Instructions to follow: In your copy, leave out the pictures and reproduce the listing below exactly.

Given records:
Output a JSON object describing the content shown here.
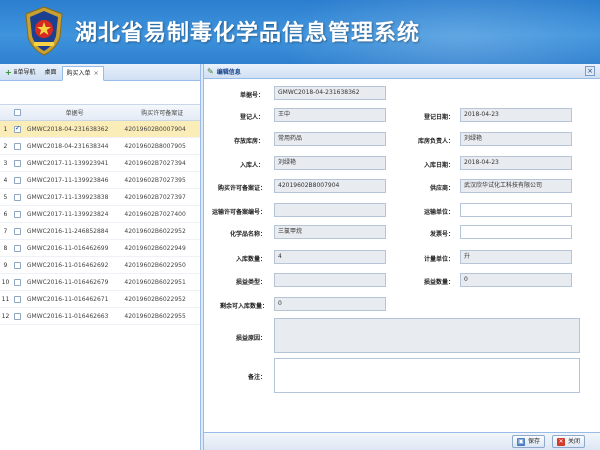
{
  "app": {
    "title": "湖北省易制毒化学品信息管理系统"
  },
  "tabs": [
    {
      "label": "ⅲ单导航"
    },
    {
      "label": "桌面"
    },
    {
      "label": "购买入单",
      "close": "×"
    }
  ],
  "grid": {
    "headers": {
      "no": "单据号",
      "license": "购买许可备案证"
    },
    "rows": [
      {
        "num": "1",
        "checked": true,
        "no": "GMWC2018-04-231638362",
        "license": "42019602B0007904"
      },
      {
        "num": "2",
        "checked": false,
        "no": "GMWC2018-04-231638344",
        "license": "42019602B8007905"
      },
      {
        "num": "3",
        "checked": false,
        "no": "GMWC2017-11-139923941",
        "license": "42019602B7027394"
      },
      {
        "num": "4",
        "checked": false,
        "no": "GMWC2017-11-139923846",
        "license": "42019602B7027395"
      },
      {
        "num": "5",
        "checked": false,
        "no": "GMWC2017-11-139923838",
        "license": "42019602B7027397"
      },
      {
        "num": "6",
        "checked": false,
        "no": "GMWC2017-11-139923824",
        "license": "42019602B7027400"
      },
      {
        "num": "7",
        "checked": false,
        "no": "GMWC2016-11-246852884",
        "license": "42019602B6022952"
      },
      {
        "num": "8",
        "checked": false,
        "no": "GMWC2016-11-016462699",
        "license": "42019602B6022949"
      },
      {
        "num": "9",
        "checked": false,
        "no": "GMWC2016-11-016462692",
        "license": "42019602B6022950"
      },
      {
        "num": "10",
        "checked": false,
        "no": "GMWC2016-11-016462679",
        "license": "42019602B6022951"
      },
      {
        "num": "11",
        "checked": false,
        "no": "GMWC2016-11-016462671",
        "license": "42019602B6022952"
      },
      {
        "num": "12",
        "checked": false,
        "no": "GMWC2016-11-016462663",
        "license": "42019602B6022955"
      }
    ]
  },
  "panel": {
    "title": "编辑信息",
    "close": "×"
  },
  "form": {
    "doc_no": {
      "label": "单据号：",
      "value": "GMWC2018-04-231638362"
    },
    "registrar": {
      "label": "登记人：",
      "value": "王中"
    },
    "reg_date": {
      "label": "登记日期：",
      "value": "2018-04-23"
    },
    "warehouse": {
      "label": "存放库房：",
      "value": "常用药品"
    },
    "keeper": {
      "label": "库房负责人：",
      "value": "刘绿艳"
    },
    "inbound_person": {
      "label": "入库人：",
      "value": "刘绿艳"
    },
    "inbound_date": {
      "label": "入库日期：",
      "value": "2018-04-23"
    },
    "purchase_license": {
      "label": "购买许可备案证：",
      "value": "42019602B8007904"
    },
    "supplier": {
      "label": "供应商：",
      "value": "武汉欣华试化工科技有限公司"
    },
    "transport_license": {
      "label": "运输许可备案编号：",
      "value": ""
    },
    "transport_unit": {
      "label": "运输单位：",
      "value": ""
    },
    "chem_name": {
      "label": "化学品名称：",
      "value": "三氯甲烷"
    },
    "invoice_no": {
      "label": "发票号：",
      "value": ""
    },
    "inbound_qty": {
      "label": "入库数量：",
      "value": "4"
    },
    "unit": {
      "label": "计量单位：",
      "value": "升"
    },
    "loss_type": {
      "label": "损益类型：",
      "value": ""
    },
    "loss_qty": {
      "label": "损益数量：",
      "value": "0"
    },
    "remaining_qty": {
      "label": "剩余可入库数量：",
      "value": "0"
    },
    "loss_reason": {
      "label": "损益原因：",
      "value": ""
    },
    "remark": {
      "label": "备注：",
      "value": ""
    }
  },
  "buttons": {
    "save": "保存",
    "close": "关闭"
  },
  "colors": {
    "banner": "#3f94dd",
    "selected_row": "#fbedb8",
    "panel_border": "#99bbe8"
  }
}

Response to the task:
Output a JSON object describing the content shown here.
{
  "app": {
    "title": "湖北省易制毒化学品信息管理系统"
  },
  "tabs": [
    {
      "label": "ⅲ单导航"
    },
    {
      "label": "桌面"
    },
    {
      "label": "购买入单",
      "close": "×"
    }
  ],
  "grid": {
    "headers": {
      "no": "单据号",
      "license": "购买许可备案证"
    },
    "rows": [
      {
        "num": "1",
        "checked": true,
        "no": "GMWC2018-04-231638362",
        "license": "42019602B0007904"
      },
      {
        "num": "2",
        "checked": false,
        "no": "GMWC2018-04-231638344",
        "license": "42019602B8007905"
      },
      {
        "num": "3",
        "checked": false,
        "no": "GMWC2017-11-139923941",
        "license": "42019602B7027394"
      },
      {
        "num": "4",
        "checked": false,
        "no": "GMWC2017-11-139923846",
        "license": "42019602B7027395"
      },
      {
        "num": "5",
        "checked": false,
        "no": "GMWC2017-11-139923838",
        "license": "42019602B7027397"
      },
      {
        "num": "6",
        "checked": false,
        "no": "GMWC2017-11-139923824",
        "license": "42019602B7027400"
      },
      {
        "num": "7",
        "checked": false,
        "no": "GMWC2016-11-246852884",
        "license": "42019602B6022952"
      },
      {
        "num": "8",
        "checked": false,
        "no": "GMWC2016-11-016462699",
        "license": "42019602B6022949"
      },
      {
        "num": "9",
        "checked": false,
        "no": "GMWC2016-11-016462692",
        "license": "42019602B6022950"
      },
      {
        "num": "10",
        "checked": false,
        "no": "GMWC2016-11-016462679",
        "license": "42019602B6022951"
      },
      {
        "num": "11",
        "checked": false,
        "no": "GMWC2016-11-016462671",
        "license": "42019602B6022952"
      },
      {
        "num": "12",
        "checked": false,
        "no": "GMWC2016-11-016462663",
        "license": "42019602B6022955"
      }
    ]
  },
  "panel": {
    "title": "编辑信息",
    "close": "×"
  },
  "form": {
    "doc_no": {
      "label": "单据号：",
      "value": "GMWC2018-04-231638362"
    },
    "registrar": {
      "label": "登记人：",
      "value": "王中"
    },
    "reg_date": {
      "label": "登记日期：",
      "value": "2018-04-23"
    },
    "warehouse": {
      "label": "存放库房：",
      "value": "常用药品"
    },
    "keeper": {
      "label": "库房负责人：",
      "value": "刘绿艳"
    },
    "inbound_person": {
      "label": "入库人：",
      "value": "刘绿艳"
    },
    "inbound_date": {
      "label": "入库日期：",
      "value": "2018-04-23"
    },
    "purchase_license": {
      "label": "购买许可备案证：",
      "value": "42019602B8007904"
    },
    "supplier": {
      "label": "供应商：",
      "value": "武汉欣华试化工科技有限公司"
    },
    "transport_license": {
      "label": "运输许可备案编号：",
      "value": ""
    },
    "transport_unit": {
      "label": "运输单位：",
      "value": ""
    },
    "chem_name": {
      "label": "化学品名称：",
      "value": "三氯甲烷"
    },
    "invoice_no": {
      "label": "发票号：",
      "value": ""
    },
    "inbound_qty": {
      "label": "入库数量：",
      "value": "4"
    },
    "unit": {
      "label": "计量单位：",
      "value": "升"
    },
    "loss_type": {
      "label": "损益类型：",
      "value": ""
    },
    "loss_qty": {
      "label": "损益数量：",
      "value": "0"
    },
    "remaining_qty": {
      "label": "剩余可入库数量：",
      "value": "0"
    },
    "loss_reason": {
      "label": "损益原因：",
      "value": ""
    },
    "remark": {
      "label": "备注：",
      "value": ""
    }
  },
  "buttons": {
    "save": "保存",
    "close": "关闭"
  },
  "colors": {
    "banner": "#3f94dd",
    "selected_row": "#fbedb8",
    "panel_border": "#99bbe8"
  }
}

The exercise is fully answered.